‘What the State has done has lined itself up to buy up to hundreds of millions of dollars worth of land in the future, and that will lead to a degrading of the cliff’s scarp by a footpath or a proposed boardwalk,’ town planners TPG managing director David Caddy said.
TPG organised eight of the 46 resident and landowners comments received by Planning Minister John Day before he moved a parks and recreation reserve from the Swan River high water line to the top of the cliff, encroaching on gardens and encompassing two parks, on May 28.
Mr Caddy said classing the change as a minor amendment to the scheme denied residents a public hearing where they could have put their arguments to the department.
Christ Church Grammar School, Methodist Ladies’ College, Claremont Council and Bethesda Hospital were among 22 respondents with objections to the amendment.

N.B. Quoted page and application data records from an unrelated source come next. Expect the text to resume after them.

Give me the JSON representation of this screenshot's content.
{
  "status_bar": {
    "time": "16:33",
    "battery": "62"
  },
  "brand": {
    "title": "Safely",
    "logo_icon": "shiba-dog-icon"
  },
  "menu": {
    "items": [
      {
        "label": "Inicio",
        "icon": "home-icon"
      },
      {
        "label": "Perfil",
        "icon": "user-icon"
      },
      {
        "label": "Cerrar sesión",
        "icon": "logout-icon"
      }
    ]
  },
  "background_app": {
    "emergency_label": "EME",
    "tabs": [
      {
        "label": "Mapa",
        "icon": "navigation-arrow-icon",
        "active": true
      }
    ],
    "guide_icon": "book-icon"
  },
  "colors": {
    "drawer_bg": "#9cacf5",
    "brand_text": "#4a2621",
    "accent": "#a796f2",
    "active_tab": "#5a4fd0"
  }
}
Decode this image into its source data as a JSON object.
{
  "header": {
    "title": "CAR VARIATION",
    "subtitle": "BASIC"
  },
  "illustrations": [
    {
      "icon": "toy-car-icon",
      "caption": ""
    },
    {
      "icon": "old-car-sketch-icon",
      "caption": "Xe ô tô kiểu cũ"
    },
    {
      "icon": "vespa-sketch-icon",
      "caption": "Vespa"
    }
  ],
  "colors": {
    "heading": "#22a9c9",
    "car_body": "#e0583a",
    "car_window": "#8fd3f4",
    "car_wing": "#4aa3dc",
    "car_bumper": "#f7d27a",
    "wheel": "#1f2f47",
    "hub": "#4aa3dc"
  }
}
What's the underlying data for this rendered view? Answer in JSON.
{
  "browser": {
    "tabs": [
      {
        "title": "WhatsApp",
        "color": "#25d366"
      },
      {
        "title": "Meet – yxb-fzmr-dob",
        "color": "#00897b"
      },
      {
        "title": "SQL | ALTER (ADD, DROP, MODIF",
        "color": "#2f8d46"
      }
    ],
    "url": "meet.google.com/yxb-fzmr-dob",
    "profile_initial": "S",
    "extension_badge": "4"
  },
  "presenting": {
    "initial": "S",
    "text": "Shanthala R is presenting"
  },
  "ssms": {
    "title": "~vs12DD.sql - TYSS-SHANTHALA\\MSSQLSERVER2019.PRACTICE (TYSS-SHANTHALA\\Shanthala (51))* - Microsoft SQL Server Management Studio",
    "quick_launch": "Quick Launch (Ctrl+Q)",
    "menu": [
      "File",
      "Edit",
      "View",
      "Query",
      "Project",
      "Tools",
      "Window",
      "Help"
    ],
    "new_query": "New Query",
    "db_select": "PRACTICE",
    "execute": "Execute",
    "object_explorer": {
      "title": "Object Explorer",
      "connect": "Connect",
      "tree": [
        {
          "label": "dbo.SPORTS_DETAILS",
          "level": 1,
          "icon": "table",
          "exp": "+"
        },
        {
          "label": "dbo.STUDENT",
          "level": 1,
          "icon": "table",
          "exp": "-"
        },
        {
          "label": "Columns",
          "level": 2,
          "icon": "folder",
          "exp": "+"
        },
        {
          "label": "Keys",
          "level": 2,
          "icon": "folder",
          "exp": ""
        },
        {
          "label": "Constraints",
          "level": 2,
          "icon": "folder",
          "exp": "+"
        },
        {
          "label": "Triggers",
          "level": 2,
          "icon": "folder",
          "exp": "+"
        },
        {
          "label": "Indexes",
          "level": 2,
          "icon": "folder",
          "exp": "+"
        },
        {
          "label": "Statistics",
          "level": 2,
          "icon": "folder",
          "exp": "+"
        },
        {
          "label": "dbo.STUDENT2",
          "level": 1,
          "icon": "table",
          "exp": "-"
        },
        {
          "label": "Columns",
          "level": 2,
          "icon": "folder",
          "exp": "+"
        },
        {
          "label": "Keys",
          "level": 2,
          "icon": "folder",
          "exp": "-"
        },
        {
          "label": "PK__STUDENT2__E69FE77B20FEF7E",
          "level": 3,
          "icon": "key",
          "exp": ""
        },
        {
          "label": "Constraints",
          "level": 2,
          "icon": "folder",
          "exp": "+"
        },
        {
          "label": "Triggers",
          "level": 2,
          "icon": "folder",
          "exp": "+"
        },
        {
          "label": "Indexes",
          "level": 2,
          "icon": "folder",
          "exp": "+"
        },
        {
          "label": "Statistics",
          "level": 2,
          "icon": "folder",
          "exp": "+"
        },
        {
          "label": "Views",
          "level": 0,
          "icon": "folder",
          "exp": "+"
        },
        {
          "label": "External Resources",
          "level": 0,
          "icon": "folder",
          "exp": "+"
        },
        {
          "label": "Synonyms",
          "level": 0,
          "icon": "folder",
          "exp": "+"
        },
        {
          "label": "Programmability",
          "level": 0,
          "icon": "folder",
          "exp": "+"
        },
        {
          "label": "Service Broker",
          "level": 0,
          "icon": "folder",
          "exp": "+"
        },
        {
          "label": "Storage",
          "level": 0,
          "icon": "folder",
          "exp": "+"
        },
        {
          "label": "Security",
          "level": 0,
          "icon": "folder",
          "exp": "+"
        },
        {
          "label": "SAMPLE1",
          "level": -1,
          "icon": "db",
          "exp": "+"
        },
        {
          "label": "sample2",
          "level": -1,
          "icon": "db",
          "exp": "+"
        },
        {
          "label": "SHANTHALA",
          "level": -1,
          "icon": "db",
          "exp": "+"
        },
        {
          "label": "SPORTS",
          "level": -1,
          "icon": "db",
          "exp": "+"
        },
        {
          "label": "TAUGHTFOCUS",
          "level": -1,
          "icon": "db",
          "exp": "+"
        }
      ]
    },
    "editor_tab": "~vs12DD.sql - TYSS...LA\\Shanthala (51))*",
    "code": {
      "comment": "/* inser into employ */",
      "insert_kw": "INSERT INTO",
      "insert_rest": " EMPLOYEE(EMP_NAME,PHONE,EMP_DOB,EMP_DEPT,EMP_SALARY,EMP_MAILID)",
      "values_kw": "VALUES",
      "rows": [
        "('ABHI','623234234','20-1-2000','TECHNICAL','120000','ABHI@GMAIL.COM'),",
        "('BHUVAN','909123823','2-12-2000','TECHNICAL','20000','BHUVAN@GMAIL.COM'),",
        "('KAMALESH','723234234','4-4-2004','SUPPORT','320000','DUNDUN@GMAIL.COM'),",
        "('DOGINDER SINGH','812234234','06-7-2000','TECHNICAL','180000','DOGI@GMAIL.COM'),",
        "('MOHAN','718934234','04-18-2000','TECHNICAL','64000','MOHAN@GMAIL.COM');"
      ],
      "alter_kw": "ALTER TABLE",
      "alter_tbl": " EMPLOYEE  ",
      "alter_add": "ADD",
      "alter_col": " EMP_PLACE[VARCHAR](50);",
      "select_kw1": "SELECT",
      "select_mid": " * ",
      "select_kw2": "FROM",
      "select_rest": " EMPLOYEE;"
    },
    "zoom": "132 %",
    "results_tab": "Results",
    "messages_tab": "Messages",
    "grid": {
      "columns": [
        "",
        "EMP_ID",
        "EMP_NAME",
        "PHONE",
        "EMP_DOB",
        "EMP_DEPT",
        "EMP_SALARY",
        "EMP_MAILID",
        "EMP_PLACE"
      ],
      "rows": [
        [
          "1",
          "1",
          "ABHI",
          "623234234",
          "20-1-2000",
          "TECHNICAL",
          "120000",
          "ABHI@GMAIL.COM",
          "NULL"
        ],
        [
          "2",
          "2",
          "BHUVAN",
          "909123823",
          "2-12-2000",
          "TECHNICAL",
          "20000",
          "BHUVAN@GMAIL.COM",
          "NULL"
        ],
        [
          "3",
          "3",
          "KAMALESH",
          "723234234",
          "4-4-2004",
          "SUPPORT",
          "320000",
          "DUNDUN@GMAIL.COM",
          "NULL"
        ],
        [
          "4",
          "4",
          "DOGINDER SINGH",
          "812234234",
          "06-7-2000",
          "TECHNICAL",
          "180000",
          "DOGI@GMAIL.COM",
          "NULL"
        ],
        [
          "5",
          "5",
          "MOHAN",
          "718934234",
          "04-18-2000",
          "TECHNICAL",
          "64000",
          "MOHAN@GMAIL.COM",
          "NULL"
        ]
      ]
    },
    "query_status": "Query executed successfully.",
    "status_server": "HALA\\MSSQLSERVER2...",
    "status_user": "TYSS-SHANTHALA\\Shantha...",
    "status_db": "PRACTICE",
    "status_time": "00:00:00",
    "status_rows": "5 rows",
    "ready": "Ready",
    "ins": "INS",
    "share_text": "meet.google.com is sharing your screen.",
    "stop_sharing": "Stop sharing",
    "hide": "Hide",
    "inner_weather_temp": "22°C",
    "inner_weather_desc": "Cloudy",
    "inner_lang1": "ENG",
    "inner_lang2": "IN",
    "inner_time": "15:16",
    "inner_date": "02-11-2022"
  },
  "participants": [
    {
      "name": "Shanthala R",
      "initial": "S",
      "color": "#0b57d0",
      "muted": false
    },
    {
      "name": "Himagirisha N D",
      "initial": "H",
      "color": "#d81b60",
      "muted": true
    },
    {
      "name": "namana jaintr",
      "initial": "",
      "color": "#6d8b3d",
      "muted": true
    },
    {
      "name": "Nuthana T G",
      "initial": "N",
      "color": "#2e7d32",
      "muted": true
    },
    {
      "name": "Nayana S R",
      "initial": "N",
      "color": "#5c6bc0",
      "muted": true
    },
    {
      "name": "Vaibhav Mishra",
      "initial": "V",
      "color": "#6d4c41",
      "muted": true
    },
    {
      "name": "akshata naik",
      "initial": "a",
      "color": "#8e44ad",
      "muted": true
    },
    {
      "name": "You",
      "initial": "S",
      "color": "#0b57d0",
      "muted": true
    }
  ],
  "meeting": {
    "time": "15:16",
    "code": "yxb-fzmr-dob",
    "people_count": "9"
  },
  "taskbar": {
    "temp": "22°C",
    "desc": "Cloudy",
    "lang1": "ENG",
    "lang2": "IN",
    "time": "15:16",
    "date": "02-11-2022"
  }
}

Businessman and Cliff Way resident John Poynton is seeking legal advice after he lost foreshore access down the cliff his family has owned since the 1920s.
‘It’s a land grab without any compensation, but I don’t want (money), I want free access to the foreshore,’ Mr Poynton said.
Other cliff-top residents are unconvinced of the department’s claim that the amendment will protect the cliff, after no apparent money was set aside for weeding or rock-fall prevention.
‘There’s a section of the cliff at the end of Osborne Parade owned by the Swan River Trust that’s not even looked after or maintained now,’ Richardson Avenue resident Claire Brittain said.
In 2010, Claremont Council withdrew from a Shire of Peppermint Grove feasibility study into a boardwalk proposal which, at the time, Premier Colin Barnett said could be ‘prohibitively expensive’ after floating pontoons for sections of the route were mooted. Planning Minister John Day did not respond to questions before deadline.